Welcome to the homepage of The Anne Lister Society, a collaborative project now underway. We are dedicated to fostering sustained research and scholarly conversation about Anne Lister, in order to establish her permanent place in the historical and literary record and to interpret the rich legacies of her life and writing for the future. We will eventually become a membership and subscription organization; in the meantime, we invite you to follow us on Twitter (@AnneListerSoc) or Instagram (@annelistersociety) for all our updates and news.
The Anne Lister Society will convene for its third meeting on 5-6 April, 2024, in Halifax, U.K., during the events of Anne Lister Birthday Week.
ANNE LISTER (1791-1840) was a Yorkshire polymath, landowner, traveler, and an undaunted lover of women.

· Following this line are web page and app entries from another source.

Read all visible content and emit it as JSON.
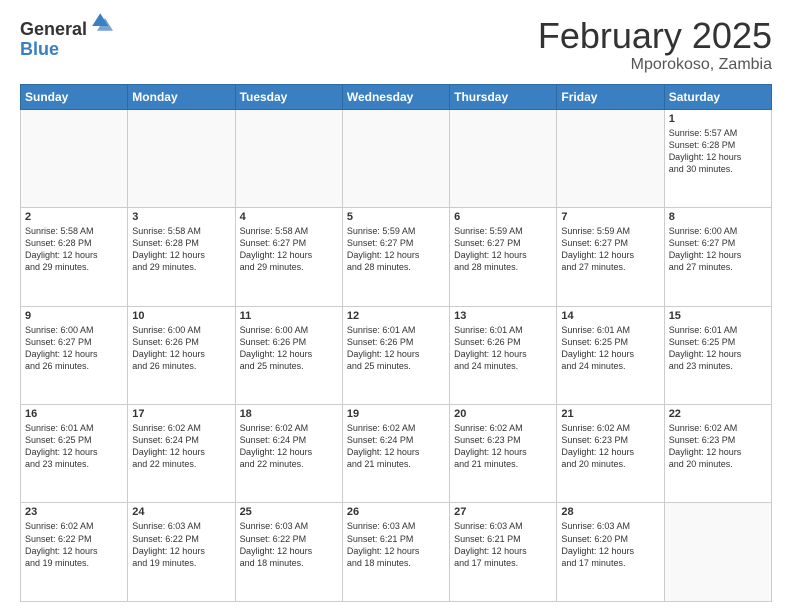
{
  "logo": {
    "general": "General",
    "blue": "Blue"
  },
  "header": {
    "month": "February 2025",
    "location": "Mporokoso, Zambia"
  },
  "weekdays": [
    "Sunday",
    "Monday",
    "Tuesday",
    "Wednesday",
    "Thursday",
    "Friday",
    "Saturday"
  ],
  "weeks": [
    [
      {
        "day": "",
        "info": ""
      },
      {
        "day": "",
        "info": ""
      },
      {
        "day": "",
        "info": ""
      },
      {
        "day": "",
        "info": ""
      },
      {
        "day": "",
        "info": ""
      },
      {
        "day": "",
        "info": ""
      },
      {
        "day": "1",
        "info": "Sunrise: 5:57 AM\nSunset: 6:28 PM\nDaylight: 12 hours\nand 30 minutes."
      }
    ],
    [
      {
        "day": "2",
        "info": "Sunrise: 5:58 AM\nSunset: 6:28 PM\nDaylight: 12 hours\nand 29 minutes."
      },
      {
        "day": "3",
        "info": "Sunrise: 5:58 AM\nSunset: 6:28 PM\nDaylight: 12 hours\nand 29 minutes."
      },
      {
        "day": "4",
        "info": "Sunrise: 5:58 AM\nSunset: 6:27 PM\nDaylight: 12 hours\nand 29 minutes."
      },
      {
        "day": "5",
        "info": "Sunrise: 5:59 AM\nSunset: 6:27 PM\nDaylight: 12 hours\nand 28 minutes."
      },
      {
        "day": "6",
        "info": "Sunrise: 5:59 AM\nSunset: 6:27 PM\nDaylight: 12 hours\nand 28 minutes."
      },
      {
        "day": "7",
        "info": "Sunrise: 5:59 AM\nSunset: 6:27 PM\nDaylight: 12 hours\nand 27 minutes."
      },
      {
        "day": "8",
        "info": "Sunrise: 6:00 AM\nSunset: 6:27 PM\nDaylight: 12 hours\nand 27 minutes."
      }
    ],
    [
      {
        "day": "9",
        "info": "Sunrise: 6:00 AM\nSunset: 6:27 PM\nDaylight: 12 hours\nand 26 minutes."
      },
      {
        "day": "10",
        "info": "Sunrise: 6:00 AM\nSunset: 6:26 PM\nDaylight: 12 hours\nand 26 minutes."
      },
      {
        "day": "11",
        "info": "Sunrise: 6:00 AM\nSunset: 6:26 PM\nDaylight: 12 hours\nand 25 minutes."
      },
      {
        "day": "12",
        "info": "Sunrise: 6:01 AM\nSunset: 6:26 PM\nDaylight: 12 hours\nand 25 minutes."
      },
      {
        "day": "13",
        "info": "Sunrise: 6:01 AM\nSunset: 6:26 PM\nDaylight: 12 hours\nand 24 minutes."
      },
      {
        "day": "14",
        "info": "Sunrise: 6:01 AM\nSunset: 6:25 PM\nDaylight: 12 hours\nand 24 minutes."
      },
      {
        "day": "15",
        "info": "Sunrise: 6:01 AM\nSunset: 6:25 PM\nDaylight: 12 hours\nand 23 minutes."
      }
    ],
    [
      {
        "day": "16",
        "info": "Sunrise: 6:01 AM\nSunset: 6:25 PM\nDaylight: 12 hours\nand 23 minutes."
      },
      {
        "day": "17",
        "info": "Sunrise: 6:02 AM\nSunset: 6:24 PM\nDaylight: 12 hours\nand 22 minutes."
      },
      {
        "day": "18",
        "info": "Sunrise: 6:02 AM\nSunset: 6:24 PM\nDaylight: 12 hours\nand 22 minutes."
      },
      {
        "day": "19",
        "info": "Sunrise: 6:02 AM\nSunset: 6:24 PM\nDaylight: 12 hours\nand 21 minutes."
      },
      {
        "day": "20",
        "info": "Sunrise: 6:02 AM\nSunset: 6:23 PM\nDaylight: 12 hours\nand 21 minutes."
      },
      {
        "day": "21",
        "info": "Sunrise: 6:02 AM\nSunset: 6:23 PM\nDaylight: 12 hours\nand 20 minutes."
      },
      {
        "day": "22",
        "info": "Sunrise: 6:02 AM\nSunset: 6:23 PM\nDaylight: 12 hours\nand 20 minutes."
      }
    ],
    [
      {
        "day": "23",
        "info": "Sunrise: 6:02 AM\nSunset: 6:22 PM\nDaylight: 12 hours\nand 19 minutes."
      },
      {
        "day": "24",
        "info": "Sunrise: 6:03 AM\nSunset: 6:22 PM\nDaylight: 12 hours\nand 19 minutes."
      },
      {
        "day": "25",
        "info": "Sunrise: 6:03 AM\nSunset: 6:22 PM\nDaylight: 12 hours\nand 18 minutes."
      },
      {
        "day": "26",
        "info": "Sunrise: 6:03 AM\nSunset: 6:21 PM\nDaylight: 12 hours\nand 18 minutes."
      },
      {
        "day": "27",
        "info": "Sunrise: 6:03 AM\nSunset: 6:21 PM\nDaylight: 12 hours\nand 17 minutes."
      },
      {
        "day": "28",
        "info": "Sunrise: 6:03 AM\nSunset: 6:20 PM\nDaylight: 12 hours\nand 17 minutes."
      },
      {
        "day": "",
        "info": ""
      }
    ]
  ]
}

She was also a brilliant diarist, leaving behind 26 handwritten volumes (and uncounted numbers of loose pages, letters, travel accounts, and other writings) detailing her public and private life, all held at the West Yorkshire Archive Service in Halifax. Her diaries alone contain an estimated five million words, partly in a “crypthand” code she devised for her most private reflections. Anne Lister’s best-known single sentence, from 29 January 1821, deserves all the kinds of attention it gets: “I love & only love the fairer sex & thus beloved by them in turn my heart revolts from any other love than theirs.” And it occurs on just one of (roughly) 7,722 pages of close writing, many of them still to be explored. Taken as a whole, Lister’s diaries represent the most sustained daily account in the known archive of life-writing. They show us a matchless treasury of details about Yorkshire life in the early nineteenth century and the daily workings of a singularly engaged intellect. They also reveal how one non-conforming woman thoughtfully analyzed the social, economic, emotional, and sexual challenges of what she called “my oddity” and chose to act with breathtaking resilience – both in her everyday life and across the larger arc of that life. The rich granularity and the temporal sweep of Lister’s journal (as she termed it) give it almost unfathomable significance as a historical resource and a literary text; it reveals that Anne Lister was – in the apt words of BBC One – “an all-round, bloody brilliant woman.”
UNESCO honored Anne Lister’s journals as a pivotal document in British history, adding them to its Memory of the World register in 2011. In the history of sexuality, novelist and critic Emma Donoghue aptly likened emergence of the diaries to the discovery of the Dead Sea Scrolls. The Anne Lister Society considers the diaries a major historical resource and an unparalleled record of the internal and external life of an extraordinary person – and also nothing less than a hidden masterpiece in English literary history. Our mission, then, is to establish and sustain Anne Lister’s due place, both within the cultural tradition and for future interpretations.